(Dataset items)

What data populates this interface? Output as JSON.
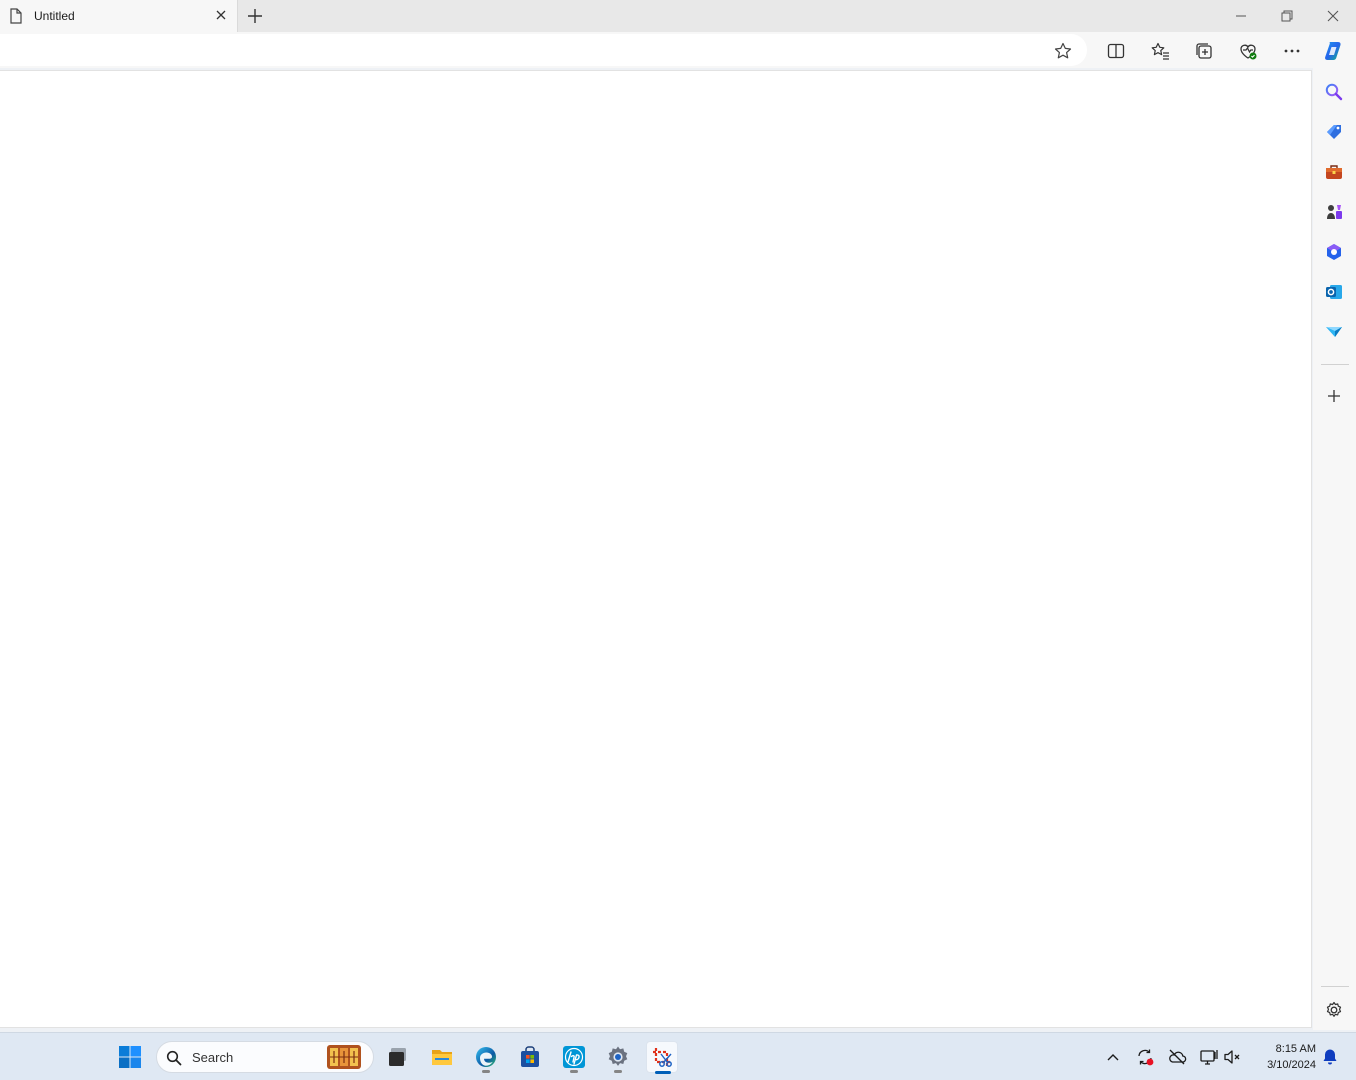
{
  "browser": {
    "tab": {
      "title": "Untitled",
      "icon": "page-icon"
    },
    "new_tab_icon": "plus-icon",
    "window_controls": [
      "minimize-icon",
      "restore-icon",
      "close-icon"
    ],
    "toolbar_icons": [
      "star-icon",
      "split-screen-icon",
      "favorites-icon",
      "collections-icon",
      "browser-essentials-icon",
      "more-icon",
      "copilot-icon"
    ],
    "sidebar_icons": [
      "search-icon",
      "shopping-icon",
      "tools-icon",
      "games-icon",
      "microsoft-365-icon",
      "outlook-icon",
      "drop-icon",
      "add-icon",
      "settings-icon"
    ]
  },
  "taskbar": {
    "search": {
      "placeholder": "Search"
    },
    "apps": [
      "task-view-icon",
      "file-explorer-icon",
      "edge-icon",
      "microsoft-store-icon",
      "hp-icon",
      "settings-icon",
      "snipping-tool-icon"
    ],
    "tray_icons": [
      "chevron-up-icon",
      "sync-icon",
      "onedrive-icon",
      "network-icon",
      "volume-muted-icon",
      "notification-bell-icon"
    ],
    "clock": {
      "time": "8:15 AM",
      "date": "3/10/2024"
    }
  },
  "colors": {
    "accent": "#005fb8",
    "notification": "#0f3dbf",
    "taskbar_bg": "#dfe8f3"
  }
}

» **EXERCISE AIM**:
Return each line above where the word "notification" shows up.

» **SOLUTION TO THIS EXERCISE**:
      "notification-bell-icon"
    "notification": "#0f3dbf",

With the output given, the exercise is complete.